* **Material provided**
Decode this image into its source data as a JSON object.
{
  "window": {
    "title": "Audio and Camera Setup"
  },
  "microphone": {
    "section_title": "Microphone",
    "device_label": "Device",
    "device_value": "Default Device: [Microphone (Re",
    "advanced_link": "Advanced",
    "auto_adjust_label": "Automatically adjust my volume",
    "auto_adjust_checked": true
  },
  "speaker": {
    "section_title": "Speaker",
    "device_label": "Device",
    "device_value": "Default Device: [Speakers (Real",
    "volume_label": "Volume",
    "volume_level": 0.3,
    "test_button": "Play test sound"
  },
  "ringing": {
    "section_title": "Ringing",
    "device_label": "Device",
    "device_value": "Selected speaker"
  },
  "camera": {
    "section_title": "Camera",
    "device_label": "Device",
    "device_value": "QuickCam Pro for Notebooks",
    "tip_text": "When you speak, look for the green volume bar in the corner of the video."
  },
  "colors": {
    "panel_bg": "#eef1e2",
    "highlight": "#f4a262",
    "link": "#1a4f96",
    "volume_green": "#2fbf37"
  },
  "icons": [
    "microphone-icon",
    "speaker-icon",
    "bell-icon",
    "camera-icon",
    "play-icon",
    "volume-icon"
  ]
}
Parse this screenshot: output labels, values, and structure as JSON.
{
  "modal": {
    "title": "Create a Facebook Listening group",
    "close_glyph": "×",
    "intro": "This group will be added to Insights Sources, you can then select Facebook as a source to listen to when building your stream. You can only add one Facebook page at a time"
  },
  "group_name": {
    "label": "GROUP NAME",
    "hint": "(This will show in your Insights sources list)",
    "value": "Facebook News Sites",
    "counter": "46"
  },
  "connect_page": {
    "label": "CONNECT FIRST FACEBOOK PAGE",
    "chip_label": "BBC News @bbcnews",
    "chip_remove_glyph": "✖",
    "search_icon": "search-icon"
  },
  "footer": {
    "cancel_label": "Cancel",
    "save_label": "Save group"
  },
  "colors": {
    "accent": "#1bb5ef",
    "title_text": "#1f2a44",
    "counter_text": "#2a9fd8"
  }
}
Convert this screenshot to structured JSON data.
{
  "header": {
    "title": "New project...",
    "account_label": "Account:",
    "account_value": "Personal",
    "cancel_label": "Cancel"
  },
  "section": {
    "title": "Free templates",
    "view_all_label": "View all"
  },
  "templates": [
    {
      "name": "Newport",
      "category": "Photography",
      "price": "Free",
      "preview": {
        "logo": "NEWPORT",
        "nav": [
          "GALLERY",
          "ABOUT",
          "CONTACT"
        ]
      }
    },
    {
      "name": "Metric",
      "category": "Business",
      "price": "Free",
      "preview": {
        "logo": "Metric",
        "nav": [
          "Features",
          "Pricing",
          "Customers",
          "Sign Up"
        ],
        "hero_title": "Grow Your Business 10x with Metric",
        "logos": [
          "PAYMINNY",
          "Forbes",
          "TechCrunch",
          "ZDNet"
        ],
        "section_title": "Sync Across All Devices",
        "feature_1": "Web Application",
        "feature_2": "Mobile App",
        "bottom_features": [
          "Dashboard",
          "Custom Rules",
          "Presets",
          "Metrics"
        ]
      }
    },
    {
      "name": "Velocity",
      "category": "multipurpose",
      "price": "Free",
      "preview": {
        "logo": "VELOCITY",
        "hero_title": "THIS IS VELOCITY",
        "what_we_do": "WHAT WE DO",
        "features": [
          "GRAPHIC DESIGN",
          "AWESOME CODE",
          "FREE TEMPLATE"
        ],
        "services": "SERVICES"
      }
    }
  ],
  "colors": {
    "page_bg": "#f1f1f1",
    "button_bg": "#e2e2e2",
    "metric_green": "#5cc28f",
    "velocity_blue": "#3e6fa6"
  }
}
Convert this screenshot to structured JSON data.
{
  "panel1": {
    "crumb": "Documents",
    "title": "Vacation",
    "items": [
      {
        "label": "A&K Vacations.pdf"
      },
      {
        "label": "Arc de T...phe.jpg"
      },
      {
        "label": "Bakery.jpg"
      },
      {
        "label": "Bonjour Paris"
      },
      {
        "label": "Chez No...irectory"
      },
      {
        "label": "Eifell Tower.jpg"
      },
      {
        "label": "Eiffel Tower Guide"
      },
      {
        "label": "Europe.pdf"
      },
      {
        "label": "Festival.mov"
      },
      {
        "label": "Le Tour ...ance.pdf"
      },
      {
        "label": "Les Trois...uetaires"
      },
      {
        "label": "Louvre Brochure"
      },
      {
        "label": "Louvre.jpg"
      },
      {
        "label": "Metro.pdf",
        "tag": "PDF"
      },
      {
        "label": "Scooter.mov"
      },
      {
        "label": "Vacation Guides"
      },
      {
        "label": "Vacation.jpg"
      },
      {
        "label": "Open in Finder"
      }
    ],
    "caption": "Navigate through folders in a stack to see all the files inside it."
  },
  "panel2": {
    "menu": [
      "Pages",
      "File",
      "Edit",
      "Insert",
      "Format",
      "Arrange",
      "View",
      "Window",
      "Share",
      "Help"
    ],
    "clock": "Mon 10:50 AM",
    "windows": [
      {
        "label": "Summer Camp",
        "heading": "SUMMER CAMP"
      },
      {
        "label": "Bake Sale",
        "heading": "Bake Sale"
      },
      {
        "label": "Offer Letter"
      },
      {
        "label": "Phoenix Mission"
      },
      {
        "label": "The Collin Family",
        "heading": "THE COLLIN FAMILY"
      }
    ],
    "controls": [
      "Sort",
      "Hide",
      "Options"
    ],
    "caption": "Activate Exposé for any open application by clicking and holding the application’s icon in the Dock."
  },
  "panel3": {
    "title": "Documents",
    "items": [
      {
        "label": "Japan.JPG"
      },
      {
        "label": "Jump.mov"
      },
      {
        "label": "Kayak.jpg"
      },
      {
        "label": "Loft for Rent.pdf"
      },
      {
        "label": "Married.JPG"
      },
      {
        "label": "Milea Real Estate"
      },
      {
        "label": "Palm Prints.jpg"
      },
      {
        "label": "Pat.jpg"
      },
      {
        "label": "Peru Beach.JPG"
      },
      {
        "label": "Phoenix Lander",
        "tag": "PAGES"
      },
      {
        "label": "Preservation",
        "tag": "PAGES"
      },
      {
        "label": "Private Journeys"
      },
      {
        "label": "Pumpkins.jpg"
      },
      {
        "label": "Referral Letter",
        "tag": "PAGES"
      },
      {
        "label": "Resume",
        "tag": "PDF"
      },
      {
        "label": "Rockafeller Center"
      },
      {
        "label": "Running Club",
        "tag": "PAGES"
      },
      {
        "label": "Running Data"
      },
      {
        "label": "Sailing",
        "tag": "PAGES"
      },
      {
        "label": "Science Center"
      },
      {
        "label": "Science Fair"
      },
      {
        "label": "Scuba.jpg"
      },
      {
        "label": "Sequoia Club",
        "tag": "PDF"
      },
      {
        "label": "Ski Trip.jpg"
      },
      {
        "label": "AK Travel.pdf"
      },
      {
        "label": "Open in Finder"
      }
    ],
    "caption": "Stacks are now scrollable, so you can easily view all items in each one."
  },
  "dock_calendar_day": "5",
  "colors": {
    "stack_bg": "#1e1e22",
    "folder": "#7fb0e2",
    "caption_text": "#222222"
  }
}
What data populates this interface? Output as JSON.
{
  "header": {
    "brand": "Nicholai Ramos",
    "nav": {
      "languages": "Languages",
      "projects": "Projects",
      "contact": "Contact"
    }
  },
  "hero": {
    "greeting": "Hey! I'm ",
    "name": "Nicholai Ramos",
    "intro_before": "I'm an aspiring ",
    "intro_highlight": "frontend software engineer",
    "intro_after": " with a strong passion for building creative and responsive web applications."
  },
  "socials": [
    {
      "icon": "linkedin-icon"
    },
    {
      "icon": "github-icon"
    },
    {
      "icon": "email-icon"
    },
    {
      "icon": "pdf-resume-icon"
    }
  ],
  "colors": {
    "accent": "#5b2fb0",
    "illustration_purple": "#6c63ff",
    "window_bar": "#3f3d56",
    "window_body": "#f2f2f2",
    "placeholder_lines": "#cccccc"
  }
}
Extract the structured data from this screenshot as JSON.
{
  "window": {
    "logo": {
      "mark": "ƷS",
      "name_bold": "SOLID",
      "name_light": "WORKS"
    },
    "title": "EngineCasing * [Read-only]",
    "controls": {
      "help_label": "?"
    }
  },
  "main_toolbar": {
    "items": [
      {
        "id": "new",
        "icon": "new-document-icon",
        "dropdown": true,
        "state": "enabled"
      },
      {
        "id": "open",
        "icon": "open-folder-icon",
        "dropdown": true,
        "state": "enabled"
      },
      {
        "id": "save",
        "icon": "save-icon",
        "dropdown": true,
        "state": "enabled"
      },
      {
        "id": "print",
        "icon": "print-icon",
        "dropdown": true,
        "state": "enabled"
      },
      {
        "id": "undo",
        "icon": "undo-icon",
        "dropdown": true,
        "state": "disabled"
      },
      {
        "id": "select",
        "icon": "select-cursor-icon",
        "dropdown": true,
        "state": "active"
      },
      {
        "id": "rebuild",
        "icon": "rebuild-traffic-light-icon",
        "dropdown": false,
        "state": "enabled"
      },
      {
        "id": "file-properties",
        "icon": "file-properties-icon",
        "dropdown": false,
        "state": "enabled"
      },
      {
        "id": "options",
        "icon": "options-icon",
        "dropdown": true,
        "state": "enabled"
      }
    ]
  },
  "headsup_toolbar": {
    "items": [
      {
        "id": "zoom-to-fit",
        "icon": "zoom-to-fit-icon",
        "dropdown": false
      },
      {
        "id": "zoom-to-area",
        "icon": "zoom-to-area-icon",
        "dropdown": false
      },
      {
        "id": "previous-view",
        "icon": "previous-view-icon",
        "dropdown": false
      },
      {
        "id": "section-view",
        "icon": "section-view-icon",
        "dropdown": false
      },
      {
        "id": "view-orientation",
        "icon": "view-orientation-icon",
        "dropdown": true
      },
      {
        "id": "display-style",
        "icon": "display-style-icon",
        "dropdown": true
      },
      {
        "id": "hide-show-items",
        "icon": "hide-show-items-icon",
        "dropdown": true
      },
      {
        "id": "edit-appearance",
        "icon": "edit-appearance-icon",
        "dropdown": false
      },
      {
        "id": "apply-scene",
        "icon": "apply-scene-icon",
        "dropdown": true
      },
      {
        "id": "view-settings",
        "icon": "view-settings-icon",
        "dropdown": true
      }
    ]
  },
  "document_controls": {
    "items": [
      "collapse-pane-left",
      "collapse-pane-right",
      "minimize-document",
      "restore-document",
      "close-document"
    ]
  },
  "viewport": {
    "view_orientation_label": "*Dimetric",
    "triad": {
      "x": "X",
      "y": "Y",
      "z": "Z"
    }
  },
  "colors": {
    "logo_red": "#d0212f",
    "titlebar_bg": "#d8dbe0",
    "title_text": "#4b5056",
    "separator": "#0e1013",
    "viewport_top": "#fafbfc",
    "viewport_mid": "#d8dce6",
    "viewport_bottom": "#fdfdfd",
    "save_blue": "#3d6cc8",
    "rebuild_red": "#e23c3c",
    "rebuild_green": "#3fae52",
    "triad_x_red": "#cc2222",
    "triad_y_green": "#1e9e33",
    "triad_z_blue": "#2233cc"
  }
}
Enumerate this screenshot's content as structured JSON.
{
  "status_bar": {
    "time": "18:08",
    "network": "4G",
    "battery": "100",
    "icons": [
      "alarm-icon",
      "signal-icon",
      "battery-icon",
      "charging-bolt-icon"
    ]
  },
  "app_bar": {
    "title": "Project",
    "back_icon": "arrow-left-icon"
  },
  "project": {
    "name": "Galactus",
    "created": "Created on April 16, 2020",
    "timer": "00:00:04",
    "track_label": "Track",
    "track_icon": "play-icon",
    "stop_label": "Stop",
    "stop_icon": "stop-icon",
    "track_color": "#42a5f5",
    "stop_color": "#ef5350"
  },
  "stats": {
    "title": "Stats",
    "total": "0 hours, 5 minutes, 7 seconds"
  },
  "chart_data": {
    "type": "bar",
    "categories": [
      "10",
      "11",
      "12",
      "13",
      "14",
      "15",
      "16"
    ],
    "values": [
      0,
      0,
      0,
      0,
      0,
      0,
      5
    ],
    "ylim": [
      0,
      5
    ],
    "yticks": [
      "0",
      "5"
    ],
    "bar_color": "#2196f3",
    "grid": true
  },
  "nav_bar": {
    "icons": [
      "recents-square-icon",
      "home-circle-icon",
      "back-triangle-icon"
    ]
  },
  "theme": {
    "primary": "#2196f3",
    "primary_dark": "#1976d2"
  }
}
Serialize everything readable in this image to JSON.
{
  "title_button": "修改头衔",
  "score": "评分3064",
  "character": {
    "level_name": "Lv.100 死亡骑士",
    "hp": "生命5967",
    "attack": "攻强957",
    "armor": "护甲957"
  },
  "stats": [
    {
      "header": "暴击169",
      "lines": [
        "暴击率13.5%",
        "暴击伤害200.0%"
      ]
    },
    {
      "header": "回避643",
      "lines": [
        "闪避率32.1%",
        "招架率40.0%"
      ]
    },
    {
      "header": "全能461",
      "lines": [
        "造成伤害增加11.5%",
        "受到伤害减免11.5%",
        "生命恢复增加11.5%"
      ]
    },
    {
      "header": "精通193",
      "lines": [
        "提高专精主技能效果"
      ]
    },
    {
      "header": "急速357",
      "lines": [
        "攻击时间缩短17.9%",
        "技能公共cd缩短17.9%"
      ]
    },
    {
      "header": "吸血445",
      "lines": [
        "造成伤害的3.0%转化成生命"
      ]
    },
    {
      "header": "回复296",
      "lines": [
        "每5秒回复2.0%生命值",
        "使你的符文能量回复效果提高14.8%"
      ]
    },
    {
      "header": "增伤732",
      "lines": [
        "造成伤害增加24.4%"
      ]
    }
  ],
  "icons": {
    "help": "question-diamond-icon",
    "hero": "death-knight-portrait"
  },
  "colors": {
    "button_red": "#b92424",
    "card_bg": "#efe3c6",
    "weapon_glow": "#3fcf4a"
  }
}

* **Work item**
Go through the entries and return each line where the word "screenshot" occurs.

* **Written answer**
Parse this screenshot: output labels, values, and structure as JSON.
Convert this screenshot to structured JSON data.
Convert this screenshot to structured JSON data.
Extract the structured data from this screenshot as JSON.
Enumerate this screenshot's content as structured JSON.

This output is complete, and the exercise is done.